Data supplied -

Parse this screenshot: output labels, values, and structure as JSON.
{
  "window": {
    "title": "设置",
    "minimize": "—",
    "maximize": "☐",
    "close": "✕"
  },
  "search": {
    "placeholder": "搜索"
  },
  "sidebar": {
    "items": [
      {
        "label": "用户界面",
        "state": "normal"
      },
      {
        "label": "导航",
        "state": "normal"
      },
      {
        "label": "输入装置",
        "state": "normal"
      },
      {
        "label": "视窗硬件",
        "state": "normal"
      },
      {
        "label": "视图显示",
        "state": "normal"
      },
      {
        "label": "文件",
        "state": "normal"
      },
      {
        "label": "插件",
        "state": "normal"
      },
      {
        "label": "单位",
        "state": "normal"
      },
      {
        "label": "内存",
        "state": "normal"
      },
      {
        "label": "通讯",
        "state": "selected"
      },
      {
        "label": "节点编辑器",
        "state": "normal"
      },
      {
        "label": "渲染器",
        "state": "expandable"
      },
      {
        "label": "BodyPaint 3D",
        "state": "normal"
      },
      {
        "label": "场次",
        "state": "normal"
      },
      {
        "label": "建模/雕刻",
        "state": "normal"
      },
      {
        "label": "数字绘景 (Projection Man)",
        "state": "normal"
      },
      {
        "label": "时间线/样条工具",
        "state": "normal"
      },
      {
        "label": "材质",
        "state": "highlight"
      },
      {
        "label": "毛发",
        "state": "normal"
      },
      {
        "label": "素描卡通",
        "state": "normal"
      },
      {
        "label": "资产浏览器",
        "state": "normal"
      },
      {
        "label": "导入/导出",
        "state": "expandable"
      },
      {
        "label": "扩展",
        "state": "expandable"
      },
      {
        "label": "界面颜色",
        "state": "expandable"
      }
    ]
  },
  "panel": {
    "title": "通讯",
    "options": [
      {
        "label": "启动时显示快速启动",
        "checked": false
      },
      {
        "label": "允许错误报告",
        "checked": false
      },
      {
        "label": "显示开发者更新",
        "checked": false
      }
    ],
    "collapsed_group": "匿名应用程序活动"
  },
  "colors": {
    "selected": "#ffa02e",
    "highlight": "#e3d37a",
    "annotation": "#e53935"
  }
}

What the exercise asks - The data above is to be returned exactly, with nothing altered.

Reply to the task -
Parse this screenshot: output labels, values, and structure as JSON.
{
  "window": {
    "title": "设置",
    "minimize": "—",
    "maximize": "☐",
    "close": "✕"
  },
  "search": {
    "placeholder": "搜索"
  },
  "sidebar": {
    "items": [
      {
        "label": "用户界面",
        "state": "normal"
      },
      {
        "label": "导航",
        "state": "normal"
      },
      {
        "label": "输入装置",
        "state": "normal"
      },
      {
        "label": "视窗硬件",
        "state": "normal"
      },
      {
        "label": "视图显示",
        "state": "normal"
      },
      {
        "label": "文件",
        "state": "normal"
      },
      {
        "label": "插件",
        "state": "normal"
      },
      {
        "label": "单位",
        "state": "normal"
      },
      {
        "label": "内存",
        "state": "normal"
      },
      {
        "label": "通讯",
        "state": "selected"
      },
      {
        "label": "节点编辑器",
        "state": "normal"
      },
      {
        "label": "渲染器",
        "state": "expandable"
      },
      {
        "label": "BodyPaint 3D",
        "state": "normal"
      },
      {
        "label": "场次",
        "state": "normal"
      },
      {
        "label": "建模/雕刻",
        "state": "normal"
      },
      {
        "label": "数字绘景 (Projection Man)",
        "state": "normal"
      },
      {
        "label": "时间线/样条工具",
        "state": "normal"
      },
      {
        "label": "材质",
        "state": "highlight"
      },
      {
        "label": "毛发",
        "state": "normal"
      },
      {
        "label": "素描卡通",
        "state": "normal"
      },
      {
        "label": "资产浏览器",
        "state": "normal"
      },
      {
        "label": "导入/导出",
        "state": "expandable"
      },
      {
        "label": "扩展",
        "state": "expandable"
      },
      {
        "label": "界面颜色",
        "state": "expandable"
      }
    ]
  },
  "panel": {
    "title": "通讯",
    "options": [
      {
        "label": "启动时显示快速启动",
        "checked": false
      },
      {
        "label": "允许错误报告",
        "checked": false
      },
      {
        "label": "显示开发者更新",
        "checked": false
      }
    ],
    "collapsed_group": "匿名应用程序活动"
  },
  "colors": {
    "selected": "#ffa02e",
    "highlight": "#e3d37a",
    "annotation": "#e53935"
  }
}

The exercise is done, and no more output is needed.